INFORMATION SUPPLIED:
::::

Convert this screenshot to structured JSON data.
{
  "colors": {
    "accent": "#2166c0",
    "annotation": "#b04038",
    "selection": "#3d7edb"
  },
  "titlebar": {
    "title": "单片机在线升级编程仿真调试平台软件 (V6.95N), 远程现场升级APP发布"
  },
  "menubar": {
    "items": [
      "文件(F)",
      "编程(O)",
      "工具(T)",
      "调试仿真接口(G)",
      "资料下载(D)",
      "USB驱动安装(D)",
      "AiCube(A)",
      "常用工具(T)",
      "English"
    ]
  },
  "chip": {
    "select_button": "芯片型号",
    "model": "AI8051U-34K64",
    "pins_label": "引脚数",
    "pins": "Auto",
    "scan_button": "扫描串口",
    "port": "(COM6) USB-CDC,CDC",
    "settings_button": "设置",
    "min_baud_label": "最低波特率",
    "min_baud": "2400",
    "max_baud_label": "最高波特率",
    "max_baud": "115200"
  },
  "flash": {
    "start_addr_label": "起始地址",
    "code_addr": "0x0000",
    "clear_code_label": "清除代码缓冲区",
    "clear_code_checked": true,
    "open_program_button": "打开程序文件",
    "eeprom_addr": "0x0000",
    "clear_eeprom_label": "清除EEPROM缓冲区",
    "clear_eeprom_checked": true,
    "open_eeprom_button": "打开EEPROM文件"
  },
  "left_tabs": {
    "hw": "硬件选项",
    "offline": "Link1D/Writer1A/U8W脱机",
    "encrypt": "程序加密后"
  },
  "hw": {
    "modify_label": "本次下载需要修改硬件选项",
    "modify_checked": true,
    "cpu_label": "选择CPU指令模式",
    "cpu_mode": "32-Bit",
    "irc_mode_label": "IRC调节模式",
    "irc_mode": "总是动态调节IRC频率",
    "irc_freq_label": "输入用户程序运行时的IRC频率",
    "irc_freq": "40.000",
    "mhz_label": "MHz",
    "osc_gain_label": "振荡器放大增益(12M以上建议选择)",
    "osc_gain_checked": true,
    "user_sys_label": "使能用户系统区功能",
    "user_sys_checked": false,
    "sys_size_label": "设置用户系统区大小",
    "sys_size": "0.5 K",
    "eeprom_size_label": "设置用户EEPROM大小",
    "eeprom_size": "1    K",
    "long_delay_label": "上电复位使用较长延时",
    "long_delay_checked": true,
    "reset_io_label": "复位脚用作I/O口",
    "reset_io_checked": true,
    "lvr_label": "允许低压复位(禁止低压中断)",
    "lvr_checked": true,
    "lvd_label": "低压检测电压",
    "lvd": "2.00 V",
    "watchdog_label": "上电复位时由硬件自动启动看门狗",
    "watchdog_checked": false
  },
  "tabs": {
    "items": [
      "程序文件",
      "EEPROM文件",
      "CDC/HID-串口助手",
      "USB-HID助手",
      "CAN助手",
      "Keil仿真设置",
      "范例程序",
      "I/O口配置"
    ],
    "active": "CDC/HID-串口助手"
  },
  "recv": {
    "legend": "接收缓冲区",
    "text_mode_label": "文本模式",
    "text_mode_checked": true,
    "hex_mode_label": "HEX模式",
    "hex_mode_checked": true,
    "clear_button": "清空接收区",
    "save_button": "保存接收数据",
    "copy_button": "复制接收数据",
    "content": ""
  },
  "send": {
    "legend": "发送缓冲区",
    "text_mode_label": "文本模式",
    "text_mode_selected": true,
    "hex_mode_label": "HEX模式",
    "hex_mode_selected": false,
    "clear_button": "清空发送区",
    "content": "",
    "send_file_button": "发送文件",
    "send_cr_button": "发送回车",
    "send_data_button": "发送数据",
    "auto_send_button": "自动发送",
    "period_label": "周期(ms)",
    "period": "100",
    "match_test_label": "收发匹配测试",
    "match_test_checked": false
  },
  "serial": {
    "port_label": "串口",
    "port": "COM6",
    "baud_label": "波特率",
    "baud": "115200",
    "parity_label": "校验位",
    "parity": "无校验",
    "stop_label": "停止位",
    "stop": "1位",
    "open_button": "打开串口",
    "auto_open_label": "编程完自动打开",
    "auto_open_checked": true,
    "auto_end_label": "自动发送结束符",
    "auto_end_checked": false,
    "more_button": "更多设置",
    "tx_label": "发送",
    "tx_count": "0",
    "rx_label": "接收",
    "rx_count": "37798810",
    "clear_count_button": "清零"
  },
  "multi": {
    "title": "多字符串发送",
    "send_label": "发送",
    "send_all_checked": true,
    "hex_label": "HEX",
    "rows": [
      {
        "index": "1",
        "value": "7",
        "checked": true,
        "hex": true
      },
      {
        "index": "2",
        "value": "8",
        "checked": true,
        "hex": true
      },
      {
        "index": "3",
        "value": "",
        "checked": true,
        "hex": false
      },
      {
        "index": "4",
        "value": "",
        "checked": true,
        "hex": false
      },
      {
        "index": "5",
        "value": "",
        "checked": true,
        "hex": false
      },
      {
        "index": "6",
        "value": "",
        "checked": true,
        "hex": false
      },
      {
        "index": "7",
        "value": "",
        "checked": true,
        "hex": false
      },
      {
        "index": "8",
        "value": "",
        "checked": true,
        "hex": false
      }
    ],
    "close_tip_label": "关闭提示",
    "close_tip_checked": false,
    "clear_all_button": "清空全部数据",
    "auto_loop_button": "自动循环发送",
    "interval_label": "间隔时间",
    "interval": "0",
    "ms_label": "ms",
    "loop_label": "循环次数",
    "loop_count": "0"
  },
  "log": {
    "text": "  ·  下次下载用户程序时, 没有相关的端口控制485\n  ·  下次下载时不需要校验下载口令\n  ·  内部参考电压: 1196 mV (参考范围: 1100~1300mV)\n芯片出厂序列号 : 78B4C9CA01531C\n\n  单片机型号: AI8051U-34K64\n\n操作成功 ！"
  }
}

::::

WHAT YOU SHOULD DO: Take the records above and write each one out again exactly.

EXERCISE SOLUTION:
Convert this screenshot to structured JSON data.
{
  "colors": {
    "accent": "#2166c0",
    "annotation": "#b04038",
    "selection": "#3d7edb"
  },
  "titlebar": {
    "title": "单片机在线升级编程仿真调试平台软件 (V6.95N), 远程现场升级APP发布"
  },
  "menubar": {
    "items": [
      "文件(F)",
      "编程(O)",
      "工具(T)",
      "调试仿真接口(G)",
      "资料下载(D)",
      "USB驱动安装(D)",
      "AiCube(A)",
      "常用工具(T)",
      "English"
    ]
  },
  "chip": {
    "select_button": "芯片型号",
    "model": "AI8051U-34K64",
    "pins_label": "引脚数",
    "pins": "Auto",
    "scan_button": "扫描串口",
    "port": "(COM6) USB-CDC,CDC",
    "settings_button": "设置",
    "min_baud_label": "最低波特率",
    "min_baud": "2400",
    "max_baud_label": "最高波特率",
    "max_baud": "115200"
  },
  "flash": {
    "start_addr_label": "起始地址",
    "code_addr": "0x0000",
    "clear_code_label": "清除代码缓冲区",
    "clear_code_checked": true,
    "open_program_button": "打开程序文件",
    "eeprom_addr": "0x0000",
    "clear_eeprom_label": "清除EEPROM缓冲区",
    "clear_eeprom_checked": true,
    "open_eeprom_button": "打开EEPROM文件"
  },
  "left_tabs": {
    "hw": "硬件选项",
    "offline": "Link1D/Writer1A/U8W脱机",
    "encrypt": "程序加密后"
  },
  "hw": {
    "modify_label": "本次下载需要修改硬件选项",
    "modify_checked": true,
    "cpu_label": "选择CPU指令模式",
    "cpu_mode": "32-Bit",
    "irc_mode_label": "IRC调节模式",
    "irc_mode": "总是动态调节IRC频率",
    "irc_freq_label": "输入用户程序运行时的IRC频率",
    "irc_freq": "40.000",
    "mhz_label": "MHz",
    "osc_gain_label": "振荡器放大增益(12M以上建议选择)",
    "osc_gain_checked": true,
    "user_sys_label": "使能用户系统区功能",
    "user_sys_checked": false,
    "sys_size_label": "设置用户系统区大小",
    "sys_size": "0.5 K",
    "eeprom_size_label": "设置用户EEPROM大小",
    "eeprom_size": "1    K",
    "long_delay_label": "上电复位使用较长延时",
    "long_delay_checked": true,
    "reset_io_label": "复位脚用作I/O口",
    "reset_io_checked": true,
    "lvr_label": "允许低压复位(禁止低压中断)",
    "lvr_checked": true,
    "lvd_label": "低压检测电压",
    "lvd": "2.00 V",
    "watchdog_label": "上电复位时由硬件自动启动看门狗",
    "watchdog_checked": false
  },
  "tabs": {
    "items": [
      "程序文件",
      "EEPROM文件",
      "CDC/HID-串口助手",
      "USB-HID助手",
      "CAN助手",
      "Keil仿真设置",
      "范例程序",
      "I/O口配置"
    ],
    "active": "CDC/HID-串口助手"
  },
  "recv": {
    "legend": "接收缓冲区",
    "text_mode_label": "文本模式",
    "text_mode_checked": true,
    "hex_mode_label": "HEX模式",
    "hex_mode_checked": true,
    "clear_button": "清空接收区",
    "save_button": "保存接收数据",
    "copy_button": "复制接收数据",
    "content": ""
  },
  "send": {
    "legend": "发送缓冲区",
    "text_mode_label": "文本模式",
    "text_mode_selected": true,
    "hex_mode_label": "HEX模式",
    "hex_mode_selected": false,
    "clear_button": "清空发送区",
    "content": "",
    "send_file_button": "发送文件",
    "send_cr_button": "发送回车",
    "send_data_button": "发送数据",
    "auto_send_button": "自动发送",
    "period_label": "周期(ms)",
    "period": "100",
    "match_test_label": "收发匹配测试",
    "match_test_checked": false
  },
  "serial": {
    "port_label": "串口",
    "port": "COM6",
    "baud_label": "波特率",
    "baud": "115200",
    "parity_label": "校验位",
    "parity": "无校验",
    "stop_label": "停止位",
    "stop": "1位",
    "open_button": "打开串口",
    "auto_open_label": "编程完自动打开",
    "auto_open_checked": true,
    "auto_end_label": "自动发送结束符",
    "auto_end_checked": false,
    "more_button": "更多设置",
    "tx_label": "发送",
    "tx_count": "0",
    "rx_label": "接收",
    "rx_count": "37798810",
    "clear_count_button": "清零"
  },
  "multi": {
    "title": "多字符串发送",
    "send_label": "发送",
    "send_all_checked": true,
    "hex_label": "HEX",
    "rows": [
      {
        "index": "1",
        "value": "7",
        "checked": true,
        "hex": true
      },
      {
        "index": "2",
        "value": "8",
        "checked": true,
        "hex": true
      },
      {
        "index": "3",
        "value": "",
        "checked": true,
        "hex": false
      },
      {
        "index": "4",
        "value": "",
        "checked": true,
        "hex": false
      },
      {
        "index": "5",
        "value": "",
        "checked": true,
        "hex": false
      },
      {
        "index": "6",
        "value": "",
        "checked": true,
        "hex": false
      },
      {
        "index": "7",
        "value": "",
        "checked": true,
        "hex": false
      },
      {
        "index": "8",
        "value": "",
        "checked": true,
        "hex": false
      }
    ],
    "close_tip_label": "关闭提示",
    "close_tip_checked": false,
    "clear_all_button": "清空全部数据",
    "auto_loop_button": "自动循环发送",
    "interval_label": "间隔时间",
    "interval": "0",
    "ms_label": "ms",
    "loop_label": "循环次数",
    "loop_count": "0"
  },
  "log": {
    "text": "  ·  下次下载用户程序时, 没有相关的端口控制485\n  ·  下次下载时不需要校验下载口令\n  ·  内部参考电压: 1196 mV (参考范围: 1100~1300mV)\n芯片出厂序列号 : 78B4C9CA01531C\n\n  单片机型号: AI8051U-34K64\n\n操作成功 ！"
  }
}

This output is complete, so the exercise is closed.